    ReplyDelete
  16. Thank you for this. I’m with you. Should we care? You’ve expressed perfectly how hard it is to get excited about drinking yet more water when one is already drowning in the stuff. My aim, as seems to be the case with you and some other perfume folks these days, is to try to go deeper into what’s already right in front of me. At any rate, this is why I write at: OtherWise: Perfume, Philosophy and Other Trivial Pursuits. (www.otherwisephilosophy.com for anyone who cares). I don’t need to smell much more perfume, but I am still hungry for thinking about perfume as an artistic and cultural form. Again, thanks for this. Really terrific.

    ReplyDelete
  17. This is a timely article for me, personally. It dawned on me about a month ago how much my activity around scent releases and niche options has changed in just ten years.

    I've still been what could be could be called a high consumer of fragrance, all along and I do seek out some not mainstream available scents, though not things that require an adventure quest to find ("Coriandre" by Jan Couturier) but just ten, even five years ago, I'd be jumping on samples upon samples at "Luckyscent", essentially getting on waiting lists for in-demand niche scents and new releases.

    I realized just recently that it may have been a full year since I've even visited that site. Some of the previous star darlings of the niche world are fully defunct brands. Many scents that "perfumistas" were entering boxing rings for, were discontinued.

    This could be due to many things, changing consumer demands, changing costs but personally, I think it's really one thing: Fragrance hobbyists like security but fragrance brands need sales and they're already struggling to create profit and expand product value when they have the sort of products that even loyal customers might buy only twice a year. It's a hard product to rely solely on to support a brand and company, despite how reliable a base of die-hard fragrance users might be.

    I also think that this existential anxiety of this, particular industry leads these brands to panic and ignore the requests and even demands of the very customer base they rely on for their bread and butter. How many times have we felt our requests have been totally ignored, while fragrance brands always seem to be wooing what they imagine are "greener pastures" of markets?

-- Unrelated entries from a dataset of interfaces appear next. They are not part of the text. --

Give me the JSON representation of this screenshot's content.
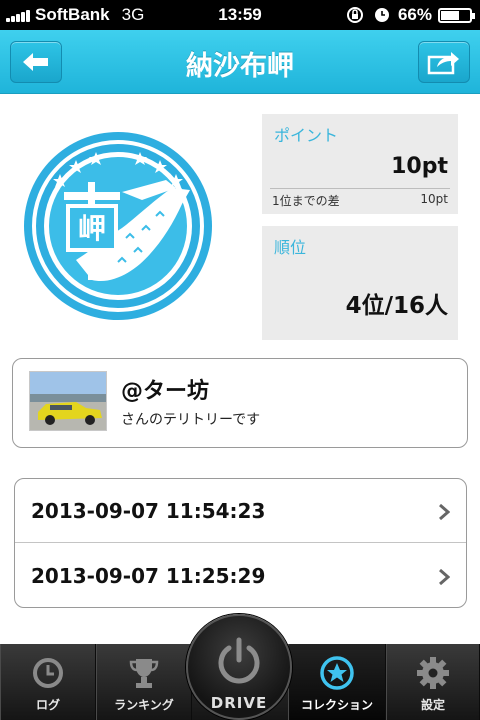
{
  "status_bar": {
    "carrier": "SoftBank",
    "network": "3G",
    "time": "13:59",
    "battery": "66%",
    "battery_level": 0.66
  },
  "nav": {
    "title": "納沙布岬",
    "back_icon": "arrow-left-icon",
    "share_icon": "share-arrow-icon"
  },
  "badge": {
    "kanji": "岬",
    "icon": "cape-territory-badge"
  },
  "points": {
    "label": "ポイント",
    "value": "10pt",
    "diff_label": "1位までの差",
    "diff_value": "10pt"
  },
  "rank": {
    "label": "順位",
    "value": "4位/16人"
  },
  "territory": {
    "owner_name": "@ター坊",
    "caption": "さんのテリトリーです"
  },
  "history": [
    {
      "timestamp": "2013-09-07 11:54:23"
    },
    {
      "timestamp": "2013-09-07 11:25:29"
    }
  ],
  "tabs": [
    {
      "label": "ログ",
      "icon": "clock-icon"
    },
    {
      "label": "ランキング",
      "icon": "trophy-icon"
    },
    {
      "label": "DRIVE",
      "icon": "power-icon"
    },
    {
      "label": "コレクション",
      "icon": "star-badge-icon",
      "active": true
    },
    {
      "label": "設定",
      "icon": "gear-icon"
    }
  ],
  "colors": {
    "accent": "#2ebde2",
    "label_blue": "#3bb6dc",
    "tab_bar": "#1e1e1e"
  }
}
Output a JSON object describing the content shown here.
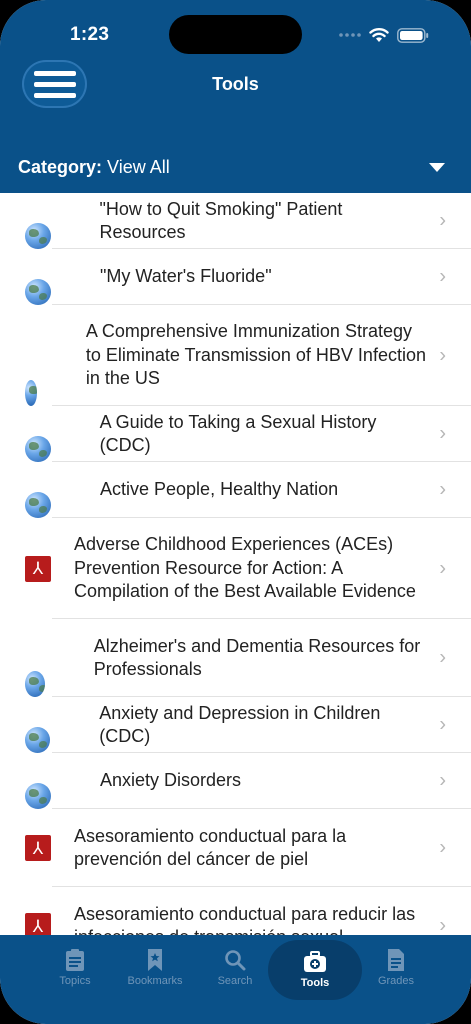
{
  "status_bar": {
    "time": "1:23"
  },
  "header": {
    "title": "Tools"
  },
  "category": {
    "label": "Category:",
    "value": "View All"
  },
  "items": [
    {
      "title": "\"How to Quit Smoking\" Patient Resources",
      "icon": "globe-icon"
    },
    {
      "title": "\"My Water's Fluoride\"",
      "icon": "globe-icon"
    },
    {
      "title": "A Comprehensive Immunization Strategy to Eliminate Transmission of HBV Infection in the US",
      "icon": "globe-icon"
    },
    {
      "title": "A Guide to Taking a Sexual History (CDC)",
      "icon": "globe-icon"
    },
    {
      "title": "Active People, Healthy Nation",
      "icon": "globe-icon"
    },
    {
      "title": "Adverse Childhood Experiences (ACEs) Prevention Resource for Action: A Compilation of the Best Available Evidence",
      "icon": "pdf-icon"
    },
    {
      "title": "Alzheimer's and Dementia Resources for Professionals",
      "icon": "globe-icon"
    },
    {
      "title": "Anxiety and Depression in Children (CDC)",
      "icon": "globe-icon"
    },
    {
      "title": "Anxiety Disorders",
      "icon": "globe-icon"
    },
    {
      "title": "Asesoramiento conductual para la prevención del cáncer de piel",
      "icon": "pdf-icon"
    },
    {
      "title": "Asesoramiento conductual para reducir las infecciones de transmisión sexual",
      "icon": "pdf-icon"
    }
  ],
  "tabs": [
    {
      "label": "Topics",
      "icon": "clipboard-icon"
    },
    {
      "label": "Bookmarks",
      "icon": "bookmark-icon"
    },
    {
      "label": "Search",
      "icon": "search-icon"
    },
    {
      "label": "Tools",
      "icon": "medical-kit-icon",
      "active": true
    },
    {
      "label": "Grades",
      "icon": "document-icon"
    }
  ],
  "colors": {
    "brand": "#0a5189",
    "active_tab": "#083e6b",
    "pdf_red": "#b71c1c"
  }
}
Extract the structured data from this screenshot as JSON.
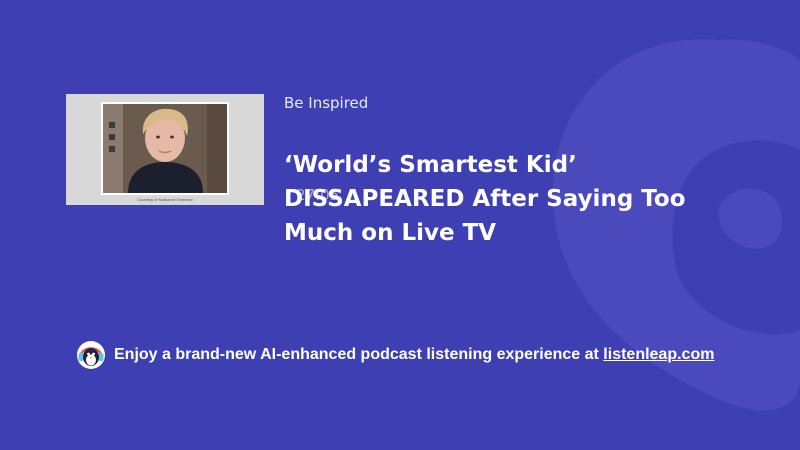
{
  "colors": {
    "background": "#3f3fb4",
    "accent_logo": "#5656c2"
  },
  "thumbnail": {
    "caption": "Courtesy of Nathaniel Genesee"
  },
  "episode": {
    "category": "Be Inspired",
    "title": "‘World’s Smartest Kid’ DISSAPEARED After Saying Too Much on Live TV",
    "timestamp": "27:05"
  },
  "footer": {
    "mascot_icon": "penguin-headphones-icon",
    "promo_text": "Enjoy a brand-new AI-enhanced podcast listening experience at ",
    "link_text": "listenleap.com"
  }
}
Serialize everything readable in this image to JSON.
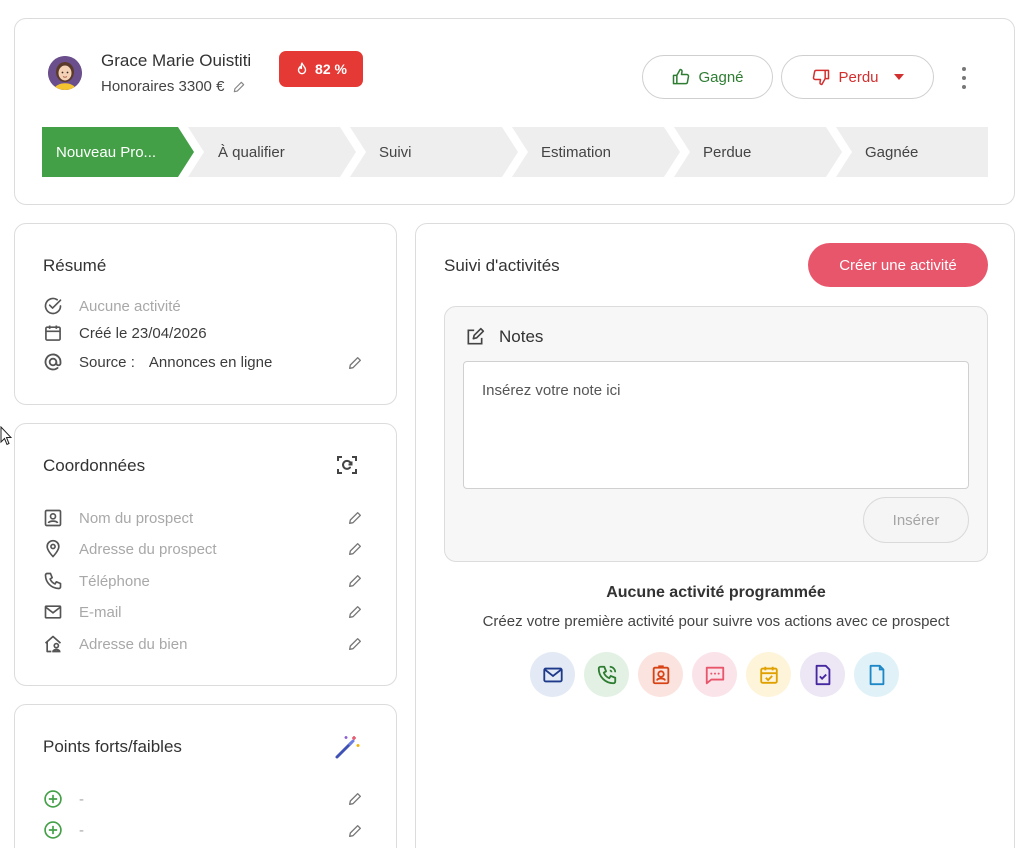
{
  "prospect": {
    "name": "Grace Marie Ouistiti",
    "fee_label": "Honoraires 3300 €",
    "score": "82 %"
  },
  "actions": {
    "won": "Gagné",
    "lost": "Perdu"
  },
  "pipeline": {
    "stages": [
      "Nouveau Pro...",
      "À qualifier",
      "Suivi",
      "Estimation",
      "Perdue",
      "Gagnée"
    ],
    "active_index": 0
  },
  "summary": {
    "title": "Résumé",
    "activity": "Aucune activité",
    "created": "Créé le 23/04/2026",
    "source_label": "Source :",
    "source_value": "Annonces en ligne"
  },
  "contact": {
    "title": "Coordonnées",
    "fields": [
      "Nom du prospect",
      "Adresse du prospect",
      "Téléphone",
      "E-mail",
      "Adresse du bien"
    ]
  },
  "swot": {
    "title": "Points forts/faibles",
    "items": [
      "-",
      "-"
    ]
  },
  "activity": {
    "title": "Suivi d'activités",
    "create_button": "Créer une activité",
    "notes_title": "Notes",
    "notes_placeholder": "Insérez votre note ici",
    "insert_button": "Insérer",
    "empty_title": "Aucune activité programmée",
    "empty_subtitle": "Créez votre première activité pour suivre vos actions avec ce prospect",
    "types": [
      "email-icon",
      "call-icon",
      "meeting-icon",
      "sms-icon",
      "task-icon",
      "document-check-icon",
      "document-icon"
    ]
  },
  "colors": {
    "brand_pink": "#e8566c",
    "active_stage": "#43a047",
    "score_red": "#e53935",
    "won_green": "#2e7d32",
    "lost_red": "#d32f2f"
  }
}
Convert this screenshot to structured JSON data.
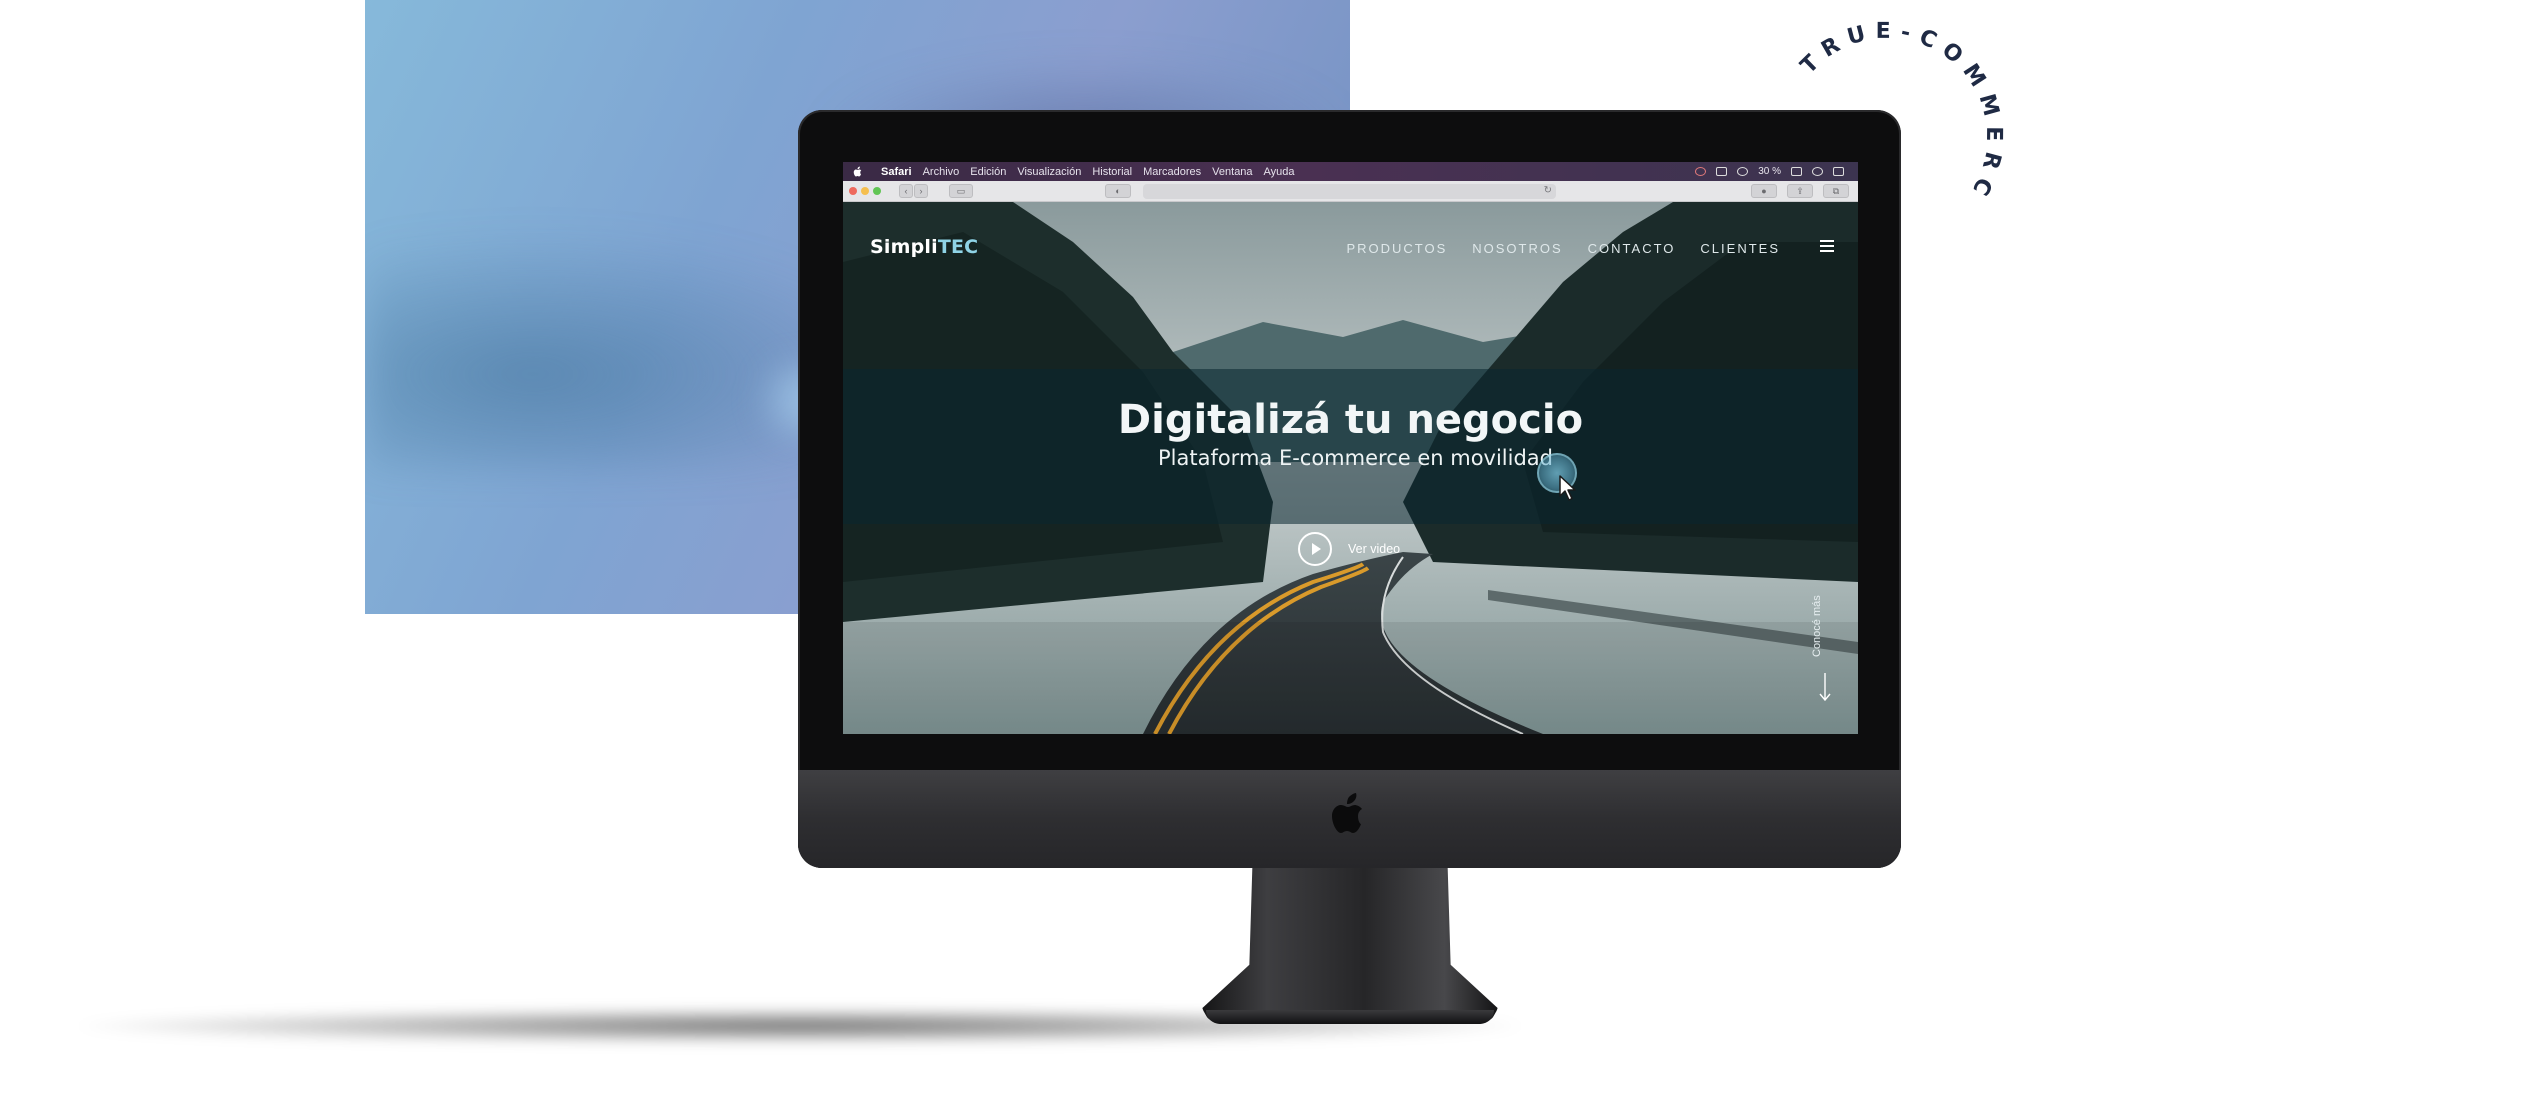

    They'll ignore the requests and tastes of the customer who has been regularly buying their product since 1973, with her granddaughter now loyally committing to the same scent, only to chase after some mystical ideal of another, better performing fragrance market that never materializes. Look at what's happened, especially, to mid-market brands like "Crabtree & Evelyn"; they abandon their legacy to get "fresh" and they loose the loyal customers. Meanwhile, the new loves they abandoned their reliable ones stand them up and they're left with neither.

    I feel these things are absolutely necessary for the survival and growth of fragrance brands:

    Never disown your brand legacy; in fact, play-up its uniqueness in such a cluttered market, to kitsch levels. Set-up little "museum" displays throughout your brick and mortar stores showcasing the brand's history. NEVER abandon long established logos and trade dress, just to "get with the times" -- you sell a product based on nostalgic memory associations, why would you want to separate your customers from their personal history and its relationship with your brand's identity and story?!

    They refuse to make both the products and experience special for us, then whine about the unreliable market. But who wants to spend $50 on something that's comparable in both quality and presentation to a $3 bottle of body spray at a drugstore?

    ReplyDelete

I love comments and appreciate the time you take to connect with me, but please do not insert links to your blog or store. Those will be deleted. The comment feature is not intended to provide an advertising venue for your blog or your commercial site.